After 14 months off playing after his 6-0 fourth-set defeat to Hubert Hurkacz at Wimbledon and knee surgery that followed, even Federer wasn’t sure how his game would handle both the opportunity and the rust.
He did extremely well. Although he couldn’t move at full speed, his hands remained delicate and easy. His first touch of the evening was a solid forehand volley winner and it set the tone. After being neatly at the net for the entire first set and serving fairly well, it was Federer who put the first set on the line and sealed it with a winning forehand.
There was also much joy. After more than 1500 games, Federer still had time to finish with one final first, drilling a forehand between the small hole in the corner of the net, although the point was eventually awarded to their opponents. There were countless jokes and laughter between Nadal and Federer, even as they played hard for a final win. Djokovic and Murray, meanwhile, the only players qualified to give the pair tactical advice, often chimed in with their discussions during switchovers.
Federer’s storied career ended when the pair played a bad tiebreak after an intense, tight second set. With the match up for grabs in the final set 10-point tiebreak, Nadal begged himself to play with aggression.
They burst into the tiebreak and the crowd gave a standing ovation after smashing through the first three points. But right at the end, with a match point on Federer’s serve, they settled for a defeat.
Earlier in the day, as Federer and Rafael Nadal drove to his final pre-match training session, Federer broadcast their journey live on Instagram. Federer giggled as they emphasized how inconvenient their preparation was and admitted that his constant laughter betrayed his nerves.
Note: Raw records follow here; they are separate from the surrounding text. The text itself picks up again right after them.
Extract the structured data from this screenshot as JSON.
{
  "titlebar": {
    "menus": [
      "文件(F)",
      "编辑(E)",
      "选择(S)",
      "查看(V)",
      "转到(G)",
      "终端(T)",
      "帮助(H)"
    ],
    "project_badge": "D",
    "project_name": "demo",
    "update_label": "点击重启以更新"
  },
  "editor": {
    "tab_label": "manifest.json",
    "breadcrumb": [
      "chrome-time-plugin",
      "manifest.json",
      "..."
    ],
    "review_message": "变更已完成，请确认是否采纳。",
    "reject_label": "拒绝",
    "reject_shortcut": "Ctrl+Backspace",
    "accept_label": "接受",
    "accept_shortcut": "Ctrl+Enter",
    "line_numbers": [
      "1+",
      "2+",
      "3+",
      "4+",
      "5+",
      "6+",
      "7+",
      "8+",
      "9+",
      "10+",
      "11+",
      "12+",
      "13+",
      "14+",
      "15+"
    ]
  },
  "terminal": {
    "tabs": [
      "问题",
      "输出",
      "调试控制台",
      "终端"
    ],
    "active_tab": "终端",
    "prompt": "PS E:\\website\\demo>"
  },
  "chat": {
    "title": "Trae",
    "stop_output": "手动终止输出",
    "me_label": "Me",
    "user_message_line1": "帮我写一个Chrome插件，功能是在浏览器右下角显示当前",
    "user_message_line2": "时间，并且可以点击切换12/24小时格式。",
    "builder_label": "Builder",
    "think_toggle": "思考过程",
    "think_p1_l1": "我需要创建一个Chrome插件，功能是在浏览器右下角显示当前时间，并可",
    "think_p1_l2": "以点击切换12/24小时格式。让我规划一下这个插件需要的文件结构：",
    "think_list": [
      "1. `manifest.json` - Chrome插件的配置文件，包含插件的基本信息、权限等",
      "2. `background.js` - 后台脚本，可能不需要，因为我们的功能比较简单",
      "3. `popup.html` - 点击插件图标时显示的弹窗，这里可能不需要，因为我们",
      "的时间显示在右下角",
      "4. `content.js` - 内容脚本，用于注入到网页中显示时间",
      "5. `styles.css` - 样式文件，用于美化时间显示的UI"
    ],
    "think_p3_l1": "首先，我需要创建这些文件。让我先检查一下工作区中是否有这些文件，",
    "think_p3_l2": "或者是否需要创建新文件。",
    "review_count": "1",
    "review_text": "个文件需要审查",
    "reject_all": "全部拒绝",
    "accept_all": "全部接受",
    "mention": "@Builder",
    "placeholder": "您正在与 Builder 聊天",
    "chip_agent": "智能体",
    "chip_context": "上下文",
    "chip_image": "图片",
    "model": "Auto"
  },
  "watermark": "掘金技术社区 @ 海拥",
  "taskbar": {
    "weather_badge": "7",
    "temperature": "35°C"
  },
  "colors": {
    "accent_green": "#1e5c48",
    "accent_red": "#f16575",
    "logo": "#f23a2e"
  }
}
In the end, Federer explained that although Nadal would complete a full warm-up, he would only train for 15-20 minutes.
Of all the ways Federer imagined how his career would eventually end, many aspects of this goodbye seem so hard to say. He entered the O2 Arena physically compromised after 14 months of desperately trying to make a full return. But in the end it didn’t matter. He has already given so much, both for himself and for the sport, and he is leaving at 41 with a career as complete as any other.
He has played the best tennis ever seen, with grace and style. But he has complimented ease with grit and resilience, qualities rarely discussed but essential to all of his success.
Federer has suffered so many crushing defeats over the course of his 24 years on the tour, but he never failed to lift his head, show his face again, and put himself in the same position to succeed or fail again.
He remains the epitome of growth over the course of his career, an inconsistent and volatile youngster who blossomed into one of the most enduring.
Federer’s presence will be felt throughout the tour. Be it the caps with his logo that have been a constant at every tournament around the world even in his absence for the past 15 months, for the many other players who turned into floppy fans in his presence.
So many of them have tried to learn from aspects of his greatness to succeed, and many have built great careers as a result. But there will never be anyone like him.